[Page and application data records]

----

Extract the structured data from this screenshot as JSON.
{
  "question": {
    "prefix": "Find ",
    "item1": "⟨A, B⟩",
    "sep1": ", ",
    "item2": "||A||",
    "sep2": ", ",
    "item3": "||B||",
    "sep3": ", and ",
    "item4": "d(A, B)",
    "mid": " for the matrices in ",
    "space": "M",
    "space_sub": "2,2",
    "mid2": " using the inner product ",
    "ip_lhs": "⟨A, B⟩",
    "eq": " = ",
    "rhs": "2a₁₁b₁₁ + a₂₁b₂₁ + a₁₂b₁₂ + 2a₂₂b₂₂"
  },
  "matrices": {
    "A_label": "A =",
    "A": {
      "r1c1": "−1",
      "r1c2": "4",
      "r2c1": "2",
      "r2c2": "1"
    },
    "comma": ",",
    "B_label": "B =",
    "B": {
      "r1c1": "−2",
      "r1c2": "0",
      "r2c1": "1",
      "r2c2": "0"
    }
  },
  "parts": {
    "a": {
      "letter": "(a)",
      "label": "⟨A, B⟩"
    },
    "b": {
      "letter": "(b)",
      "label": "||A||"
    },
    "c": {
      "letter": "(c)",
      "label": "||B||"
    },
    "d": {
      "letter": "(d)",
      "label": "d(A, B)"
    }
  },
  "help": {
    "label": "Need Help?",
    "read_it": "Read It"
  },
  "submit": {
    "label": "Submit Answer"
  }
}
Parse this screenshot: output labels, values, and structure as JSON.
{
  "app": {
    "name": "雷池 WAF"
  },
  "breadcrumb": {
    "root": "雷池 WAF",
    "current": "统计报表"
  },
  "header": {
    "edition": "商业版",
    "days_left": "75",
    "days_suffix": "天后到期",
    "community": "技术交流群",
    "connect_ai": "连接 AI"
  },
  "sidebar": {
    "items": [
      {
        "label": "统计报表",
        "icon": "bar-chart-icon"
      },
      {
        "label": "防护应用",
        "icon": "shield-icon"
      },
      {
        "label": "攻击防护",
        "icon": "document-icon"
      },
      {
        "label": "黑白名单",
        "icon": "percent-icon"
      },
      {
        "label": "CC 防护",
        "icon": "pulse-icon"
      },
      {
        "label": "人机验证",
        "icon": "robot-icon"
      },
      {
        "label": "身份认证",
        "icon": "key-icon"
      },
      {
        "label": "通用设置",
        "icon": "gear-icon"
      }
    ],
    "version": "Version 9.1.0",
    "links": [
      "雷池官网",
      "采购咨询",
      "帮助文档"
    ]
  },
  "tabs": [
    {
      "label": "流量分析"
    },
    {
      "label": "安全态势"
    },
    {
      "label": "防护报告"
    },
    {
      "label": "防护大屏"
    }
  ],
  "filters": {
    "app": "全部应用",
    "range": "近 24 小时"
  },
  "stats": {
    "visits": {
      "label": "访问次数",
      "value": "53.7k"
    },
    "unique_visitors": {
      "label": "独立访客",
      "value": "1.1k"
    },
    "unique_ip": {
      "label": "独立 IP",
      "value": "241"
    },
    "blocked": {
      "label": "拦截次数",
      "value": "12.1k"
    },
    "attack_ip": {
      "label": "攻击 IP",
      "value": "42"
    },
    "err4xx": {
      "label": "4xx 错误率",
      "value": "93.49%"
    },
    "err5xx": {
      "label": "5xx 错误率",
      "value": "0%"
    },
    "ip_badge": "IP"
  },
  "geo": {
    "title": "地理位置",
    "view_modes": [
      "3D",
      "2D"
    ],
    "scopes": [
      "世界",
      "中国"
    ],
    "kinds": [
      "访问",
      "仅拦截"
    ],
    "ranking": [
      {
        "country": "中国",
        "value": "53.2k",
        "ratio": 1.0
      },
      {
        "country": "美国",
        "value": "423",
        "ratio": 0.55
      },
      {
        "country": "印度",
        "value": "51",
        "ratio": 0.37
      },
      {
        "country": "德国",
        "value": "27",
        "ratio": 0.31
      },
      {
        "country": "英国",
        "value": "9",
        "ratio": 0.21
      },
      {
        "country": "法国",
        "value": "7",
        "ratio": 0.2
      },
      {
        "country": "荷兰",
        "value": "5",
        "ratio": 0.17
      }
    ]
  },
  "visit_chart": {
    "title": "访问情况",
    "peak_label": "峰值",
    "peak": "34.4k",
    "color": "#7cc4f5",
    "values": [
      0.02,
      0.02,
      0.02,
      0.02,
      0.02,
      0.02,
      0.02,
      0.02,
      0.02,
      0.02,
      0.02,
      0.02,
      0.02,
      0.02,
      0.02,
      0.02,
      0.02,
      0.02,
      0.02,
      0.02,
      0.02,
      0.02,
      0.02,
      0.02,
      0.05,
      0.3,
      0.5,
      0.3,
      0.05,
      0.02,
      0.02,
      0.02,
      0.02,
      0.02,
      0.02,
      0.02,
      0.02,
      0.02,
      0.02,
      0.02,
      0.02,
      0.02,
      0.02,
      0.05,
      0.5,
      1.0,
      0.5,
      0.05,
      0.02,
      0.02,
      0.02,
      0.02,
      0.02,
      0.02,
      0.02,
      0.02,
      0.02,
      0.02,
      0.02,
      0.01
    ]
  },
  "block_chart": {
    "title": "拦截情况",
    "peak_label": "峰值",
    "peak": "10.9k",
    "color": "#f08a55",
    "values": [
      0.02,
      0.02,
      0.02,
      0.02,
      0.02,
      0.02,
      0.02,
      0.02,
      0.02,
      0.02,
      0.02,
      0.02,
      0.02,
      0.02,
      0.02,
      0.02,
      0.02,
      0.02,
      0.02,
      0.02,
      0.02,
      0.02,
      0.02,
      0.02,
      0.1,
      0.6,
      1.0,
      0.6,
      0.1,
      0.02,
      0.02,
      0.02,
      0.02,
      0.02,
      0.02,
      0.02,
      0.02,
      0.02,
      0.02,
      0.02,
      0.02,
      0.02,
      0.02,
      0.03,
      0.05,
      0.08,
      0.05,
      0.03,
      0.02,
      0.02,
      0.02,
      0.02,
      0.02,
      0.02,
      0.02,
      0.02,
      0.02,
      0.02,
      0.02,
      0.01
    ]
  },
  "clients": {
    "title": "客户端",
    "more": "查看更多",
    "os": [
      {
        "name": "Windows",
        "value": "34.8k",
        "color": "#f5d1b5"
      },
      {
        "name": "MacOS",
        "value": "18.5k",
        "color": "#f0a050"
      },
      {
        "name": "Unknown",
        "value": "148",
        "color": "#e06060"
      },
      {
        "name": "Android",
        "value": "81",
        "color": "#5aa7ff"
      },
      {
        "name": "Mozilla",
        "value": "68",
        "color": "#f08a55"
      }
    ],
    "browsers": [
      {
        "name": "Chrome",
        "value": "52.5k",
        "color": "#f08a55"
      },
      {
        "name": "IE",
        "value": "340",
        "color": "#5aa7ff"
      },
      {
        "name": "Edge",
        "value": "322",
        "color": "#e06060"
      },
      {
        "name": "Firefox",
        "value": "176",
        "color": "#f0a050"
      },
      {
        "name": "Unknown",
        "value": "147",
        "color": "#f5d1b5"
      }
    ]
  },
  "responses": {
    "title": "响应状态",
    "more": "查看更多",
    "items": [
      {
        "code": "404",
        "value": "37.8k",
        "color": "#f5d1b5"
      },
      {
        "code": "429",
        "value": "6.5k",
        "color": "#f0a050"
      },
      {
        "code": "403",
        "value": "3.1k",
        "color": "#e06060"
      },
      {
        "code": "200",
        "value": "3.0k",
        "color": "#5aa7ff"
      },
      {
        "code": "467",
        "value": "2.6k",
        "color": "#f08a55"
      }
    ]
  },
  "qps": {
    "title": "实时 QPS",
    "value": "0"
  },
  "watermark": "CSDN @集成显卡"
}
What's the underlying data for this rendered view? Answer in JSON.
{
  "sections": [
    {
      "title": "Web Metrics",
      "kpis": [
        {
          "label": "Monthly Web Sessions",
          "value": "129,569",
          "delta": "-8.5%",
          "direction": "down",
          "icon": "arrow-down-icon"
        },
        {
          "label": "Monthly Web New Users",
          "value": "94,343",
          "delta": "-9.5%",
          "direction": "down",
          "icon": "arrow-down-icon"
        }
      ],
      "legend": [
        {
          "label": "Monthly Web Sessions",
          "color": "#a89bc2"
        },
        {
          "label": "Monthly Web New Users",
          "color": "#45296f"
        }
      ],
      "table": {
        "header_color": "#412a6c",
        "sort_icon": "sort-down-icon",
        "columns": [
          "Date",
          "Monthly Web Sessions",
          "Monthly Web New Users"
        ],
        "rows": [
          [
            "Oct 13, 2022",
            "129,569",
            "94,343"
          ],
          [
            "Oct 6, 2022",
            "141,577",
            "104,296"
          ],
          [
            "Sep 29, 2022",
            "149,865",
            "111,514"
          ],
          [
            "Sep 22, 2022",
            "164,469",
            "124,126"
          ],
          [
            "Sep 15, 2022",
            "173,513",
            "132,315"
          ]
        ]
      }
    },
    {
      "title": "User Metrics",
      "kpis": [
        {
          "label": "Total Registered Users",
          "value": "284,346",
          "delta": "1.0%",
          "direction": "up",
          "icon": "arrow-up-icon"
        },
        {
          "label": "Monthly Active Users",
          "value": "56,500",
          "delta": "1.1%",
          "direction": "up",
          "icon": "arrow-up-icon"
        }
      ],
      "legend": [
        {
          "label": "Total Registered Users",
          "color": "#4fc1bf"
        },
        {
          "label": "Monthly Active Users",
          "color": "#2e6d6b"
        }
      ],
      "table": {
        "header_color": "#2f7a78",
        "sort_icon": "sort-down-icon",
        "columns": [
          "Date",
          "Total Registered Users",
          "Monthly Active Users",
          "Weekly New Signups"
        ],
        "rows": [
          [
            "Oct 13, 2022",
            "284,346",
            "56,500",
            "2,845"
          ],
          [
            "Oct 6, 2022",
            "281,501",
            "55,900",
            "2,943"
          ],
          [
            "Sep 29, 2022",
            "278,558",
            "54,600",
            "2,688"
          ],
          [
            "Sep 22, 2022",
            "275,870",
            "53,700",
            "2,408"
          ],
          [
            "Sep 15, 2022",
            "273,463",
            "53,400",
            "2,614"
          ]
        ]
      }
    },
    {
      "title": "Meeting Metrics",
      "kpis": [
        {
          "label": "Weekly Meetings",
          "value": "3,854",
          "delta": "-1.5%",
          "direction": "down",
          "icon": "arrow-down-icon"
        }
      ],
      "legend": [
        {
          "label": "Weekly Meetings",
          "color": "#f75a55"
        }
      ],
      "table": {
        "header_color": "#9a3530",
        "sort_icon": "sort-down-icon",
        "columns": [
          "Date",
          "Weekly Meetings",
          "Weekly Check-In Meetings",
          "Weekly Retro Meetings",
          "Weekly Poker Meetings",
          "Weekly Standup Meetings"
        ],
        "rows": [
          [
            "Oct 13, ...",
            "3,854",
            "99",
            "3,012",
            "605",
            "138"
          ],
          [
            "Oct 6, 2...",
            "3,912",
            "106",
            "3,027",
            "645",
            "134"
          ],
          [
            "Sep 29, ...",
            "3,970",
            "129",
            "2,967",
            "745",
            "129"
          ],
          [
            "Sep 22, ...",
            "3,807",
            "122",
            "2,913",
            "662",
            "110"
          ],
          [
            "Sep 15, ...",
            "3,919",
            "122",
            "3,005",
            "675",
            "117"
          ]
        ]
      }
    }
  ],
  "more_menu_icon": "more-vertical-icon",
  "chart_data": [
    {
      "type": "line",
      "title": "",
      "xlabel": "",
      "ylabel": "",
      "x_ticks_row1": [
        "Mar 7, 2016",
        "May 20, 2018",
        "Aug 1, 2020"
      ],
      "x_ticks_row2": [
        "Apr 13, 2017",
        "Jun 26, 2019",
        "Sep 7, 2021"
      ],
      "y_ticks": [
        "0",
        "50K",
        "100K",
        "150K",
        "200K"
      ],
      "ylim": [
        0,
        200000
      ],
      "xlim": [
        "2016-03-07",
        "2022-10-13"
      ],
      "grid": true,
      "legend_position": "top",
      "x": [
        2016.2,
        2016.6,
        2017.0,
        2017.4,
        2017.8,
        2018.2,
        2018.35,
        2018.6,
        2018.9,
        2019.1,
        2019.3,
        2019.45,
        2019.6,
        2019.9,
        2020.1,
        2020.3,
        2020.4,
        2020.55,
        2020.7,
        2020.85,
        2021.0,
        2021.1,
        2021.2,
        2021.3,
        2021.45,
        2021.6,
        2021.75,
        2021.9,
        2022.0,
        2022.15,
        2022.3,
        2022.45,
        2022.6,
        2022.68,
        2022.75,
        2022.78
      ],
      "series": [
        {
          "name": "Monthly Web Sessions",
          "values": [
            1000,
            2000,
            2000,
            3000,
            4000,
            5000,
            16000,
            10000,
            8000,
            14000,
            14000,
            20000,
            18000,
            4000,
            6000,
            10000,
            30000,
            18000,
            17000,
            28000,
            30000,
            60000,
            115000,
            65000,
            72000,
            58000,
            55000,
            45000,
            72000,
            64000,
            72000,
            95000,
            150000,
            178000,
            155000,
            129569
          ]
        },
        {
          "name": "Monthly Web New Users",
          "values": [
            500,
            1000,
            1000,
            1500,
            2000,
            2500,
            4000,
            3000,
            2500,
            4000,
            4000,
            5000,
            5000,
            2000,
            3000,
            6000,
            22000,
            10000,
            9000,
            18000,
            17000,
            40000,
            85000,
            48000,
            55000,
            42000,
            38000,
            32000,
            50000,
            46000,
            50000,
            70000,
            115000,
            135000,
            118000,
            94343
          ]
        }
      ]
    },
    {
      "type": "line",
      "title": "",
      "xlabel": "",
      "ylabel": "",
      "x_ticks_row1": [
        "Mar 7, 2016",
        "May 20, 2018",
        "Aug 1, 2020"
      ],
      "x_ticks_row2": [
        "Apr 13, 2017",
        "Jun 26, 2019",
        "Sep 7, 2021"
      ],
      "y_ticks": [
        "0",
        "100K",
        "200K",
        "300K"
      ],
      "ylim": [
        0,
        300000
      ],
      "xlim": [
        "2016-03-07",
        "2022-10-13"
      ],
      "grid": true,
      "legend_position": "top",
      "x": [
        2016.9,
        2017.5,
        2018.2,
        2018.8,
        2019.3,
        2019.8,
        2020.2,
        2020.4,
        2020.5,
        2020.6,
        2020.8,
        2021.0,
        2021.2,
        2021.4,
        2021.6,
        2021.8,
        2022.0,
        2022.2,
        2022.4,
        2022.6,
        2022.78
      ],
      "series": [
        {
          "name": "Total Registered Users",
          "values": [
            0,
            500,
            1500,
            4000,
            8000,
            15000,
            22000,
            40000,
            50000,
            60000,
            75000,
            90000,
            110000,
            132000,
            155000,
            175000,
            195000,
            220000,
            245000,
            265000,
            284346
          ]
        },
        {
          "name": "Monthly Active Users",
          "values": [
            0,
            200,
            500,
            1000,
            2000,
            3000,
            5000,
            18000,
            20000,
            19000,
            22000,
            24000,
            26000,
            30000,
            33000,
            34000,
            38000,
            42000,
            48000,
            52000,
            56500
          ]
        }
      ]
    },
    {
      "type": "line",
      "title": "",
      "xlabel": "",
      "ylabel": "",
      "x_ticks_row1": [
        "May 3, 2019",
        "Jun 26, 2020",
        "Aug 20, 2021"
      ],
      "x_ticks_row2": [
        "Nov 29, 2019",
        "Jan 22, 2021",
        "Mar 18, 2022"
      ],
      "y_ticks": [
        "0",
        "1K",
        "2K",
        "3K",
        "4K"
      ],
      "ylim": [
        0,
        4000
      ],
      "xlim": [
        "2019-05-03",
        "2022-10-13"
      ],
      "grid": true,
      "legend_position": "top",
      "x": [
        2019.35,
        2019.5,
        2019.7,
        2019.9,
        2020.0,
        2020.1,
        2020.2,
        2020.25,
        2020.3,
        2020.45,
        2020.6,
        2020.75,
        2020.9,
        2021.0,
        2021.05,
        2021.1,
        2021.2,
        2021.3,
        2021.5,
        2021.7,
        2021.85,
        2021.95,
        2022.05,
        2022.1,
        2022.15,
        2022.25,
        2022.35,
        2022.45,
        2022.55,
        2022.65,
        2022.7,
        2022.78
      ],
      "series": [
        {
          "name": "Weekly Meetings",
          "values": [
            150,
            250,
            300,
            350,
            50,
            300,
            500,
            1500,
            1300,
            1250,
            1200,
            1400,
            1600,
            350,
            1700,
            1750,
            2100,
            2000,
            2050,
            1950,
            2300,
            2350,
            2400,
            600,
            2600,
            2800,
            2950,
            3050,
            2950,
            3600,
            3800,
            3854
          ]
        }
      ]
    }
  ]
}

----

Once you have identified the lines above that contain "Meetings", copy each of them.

_Exercise result_:
          "label": "Weekly Meetings",
          "label": "Weekly Meetings",
          "Weekly Meetings",
          "Weekly Check-In Meetings",
          "Weekly Retro Meetings",
          "Weekly Poker Meetings",
          "Weekly Standup Meetings"
          "name": "Weekly Meetings",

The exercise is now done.